I'm looking for a way to write the following function:

$$id(x) = \begin{cases} x & x \neq 0 \\ 1 & x = 0 \end{cases}$$

However, I want to implement it without using conditionals. Any ideas? The simpler, the better.

• Aside from functions like $sgn$, which is itself defined by conditionals, all standard functions are continuous on their domains, as are the usual operations like addition, powers, etc., so all algebraic expressions you can come up with will either be continuous or undefined at some point of the real like. If you're willing to use $sgn$ (the "signum" function, which is -1 on negatives, 1 on positives, and 0 for 0), then $id(x) = 1 - sgn^2(x)$ works... – John Hughes Dec 17 '16 at 23:53
• @JohnHughes That does not seem to match the expected value, for $x\neq 0$ it returns $0$, but it should return $x$. Perhaps something like $1-sgn (x)^2+x sgn (x)^2$ ... – Sil Dec 18 '16 at 0:09
• Good catch - I misread the original. – John Hughes Dec 18 '16 at 0:34
• @JohnHughes An equivalent function to $id$ can be written with arctan and tangent, see my answer below. – Enrico Borba Dec 19 '16 at 4:45

How about $$f(x) = x + 0^{|x|}$$

• That's a wonderful solution. – Aadit M Shah Dec 18 '16 at 0:09
• Unfortunately, $0^0$ is ambiguous: its value depends on context and need not be $1$. Google "0^0" for several discussions. – Ethan Bolker Dec 18 '16 at 0:12
• I agree totally with @EthanBolker: You have absolutely no justification in saying “$0^0=1$” – Lubin Dec 18 '16 at 0:14
• proofwiki.org/wiki/Zero_to_the_Zeroth_Power there's plenty of justification for $0^0=1$, in particular, the binomial theorem fails without it, and the vacuous sum convention is broken. – GFauxPas Dec 18 '16 at 0:16
• @MathematicsStudent1122 I thought that by conditional the OP meant something that can't be "inlined" and requires the explicit distinction between different cases. You're right that $|x|$ acts like a conditional, but you can make a similar argument about functions that aren't defined at particular points, such as $1/x$, that they are sort of conditionals. In any case the $|x|$ can be easily replaced with $x^2$. – benji Dec 18 '16 at 0:52

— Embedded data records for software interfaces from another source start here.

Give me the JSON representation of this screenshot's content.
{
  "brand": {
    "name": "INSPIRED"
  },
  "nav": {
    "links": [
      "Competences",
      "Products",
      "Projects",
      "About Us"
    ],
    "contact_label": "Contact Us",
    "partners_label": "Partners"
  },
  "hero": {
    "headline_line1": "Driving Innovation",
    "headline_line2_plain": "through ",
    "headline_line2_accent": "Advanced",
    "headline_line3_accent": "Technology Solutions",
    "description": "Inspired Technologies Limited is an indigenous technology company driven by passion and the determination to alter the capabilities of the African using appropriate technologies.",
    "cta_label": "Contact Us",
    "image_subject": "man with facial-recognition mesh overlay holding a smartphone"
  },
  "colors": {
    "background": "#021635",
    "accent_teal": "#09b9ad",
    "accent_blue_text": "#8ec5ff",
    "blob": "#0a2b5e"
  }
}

As @JohnHughes points out, normal algebra can't help you. If you're willing to use the Kronecker delta function then $$f(x) = x + \delta(x,0)$$ does what you want.

• Perhaps you mean the Kroknecker delta, because we try to avoid evaluating d.d. outside of an integral. – GFauxPas Dec 18 '16 at 0:25
• @GFauxPas You're right, thanks. Outside an integral the Dirac delta function must be "$\infty$" at $0$, not $1$. Edited accordingly. – Ethan Bolker Dec 18 '16 at 0:41

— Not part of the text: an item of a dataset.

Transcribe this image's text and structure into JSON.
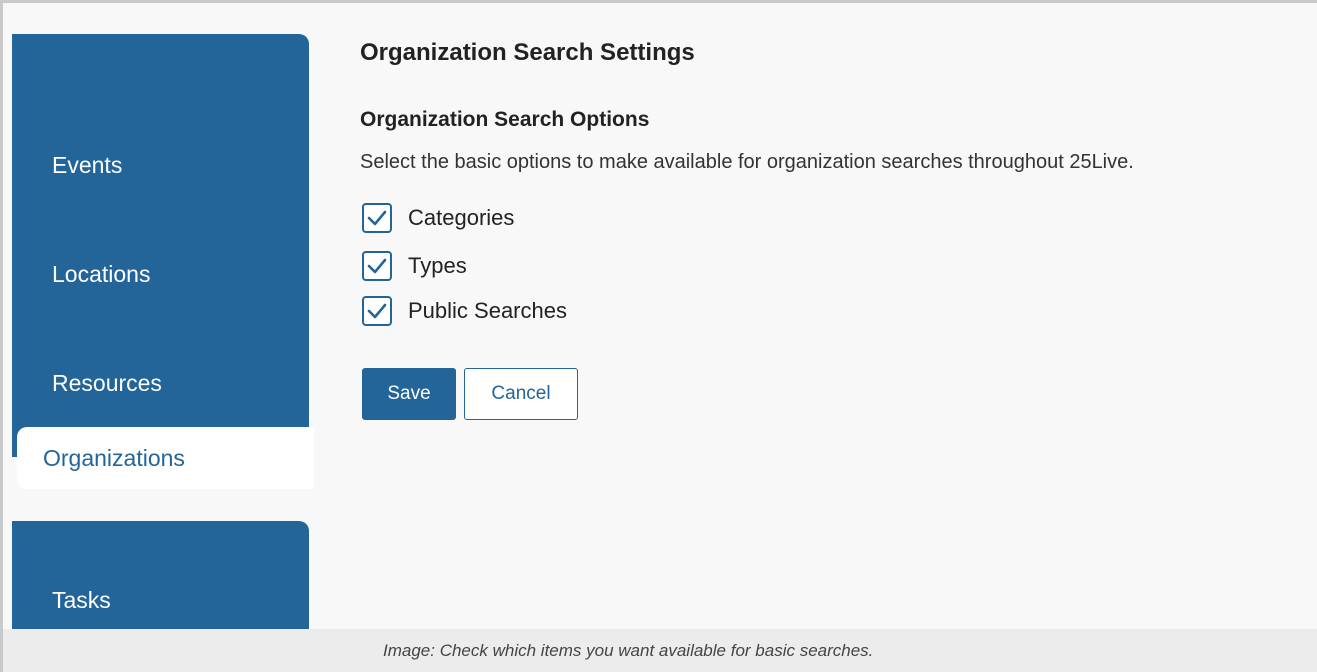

This can be achieved merely with the arctan and tangent function. The functions $z_1, z_2, z_3$, return $1$ when $x = 0$, and $0$ when $x \neq 0$. Notice this is different than your $id$ function, but will be used to construct it.

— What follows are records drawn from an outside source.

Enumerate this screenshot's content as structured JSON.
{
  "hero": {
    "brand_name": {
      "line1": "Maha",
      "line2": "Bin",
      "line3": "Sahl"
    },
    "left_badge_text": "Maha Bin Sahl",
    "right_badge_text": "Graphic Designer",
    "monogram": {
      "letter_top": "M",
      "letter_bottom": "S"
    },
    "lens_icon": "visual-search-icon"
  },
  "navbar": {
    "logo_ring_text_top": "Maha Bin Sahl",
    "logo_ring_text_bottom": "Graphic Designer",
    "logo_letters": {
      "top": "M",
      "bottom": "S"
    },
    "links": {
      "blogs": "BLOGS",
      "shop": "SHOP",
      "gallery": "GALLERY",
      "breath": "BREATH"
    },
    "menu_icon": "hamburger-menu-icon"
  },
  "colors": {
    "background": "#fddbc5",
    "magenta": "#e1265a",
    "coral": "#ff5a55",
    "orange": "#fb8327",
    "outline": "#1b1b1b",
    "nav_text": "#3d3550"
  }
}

$$z_1(x) = 2^{\lceil |x|\rceil} \text{ mod } 2$$

$$z_2(x) = 1 - |\text{sign}(x)|$$

$$z_3(x) = 1 - \bigg\lceil\frac{|x|}{|x| + 1}\bigg\rceil$$

The absolute values can also be replaced with squares, i.e.

$$z_3(x) = 1 - \bigg\lceil\frac{x^2}{x^2 + 1}\bigg\rceil$$

Source: I spent a lot of time trying to write conditional functions without conditionals.

Note: $$\lfloor x \rfloor = (x - 0.5) - \frac{\arctan(\tan(\pi(x - 0.5)))}{\pi}$$

Then we can write $$\lceil x \rceil = -\lfloor -x \rfloor$$

So, we can write $z_3$ merely from arctan and tan: $$z_3(x) = 1 + \bigg\lfloor - \frac{x^2}{x^2 + 1}\bigg\rfloor = 1 - \frac{x^2}{x^2 + 1} - 0.5 - \frac{\arctan(\tan(\pi(- \frac{x^2}{x^2 + 1} - 0.5)))}{\pi}$$

Then,

$$id(x) = z_3(x) + x\cdot(1 - z_3(x))$$

Not pretty, but is entirely in terms of elementary functions.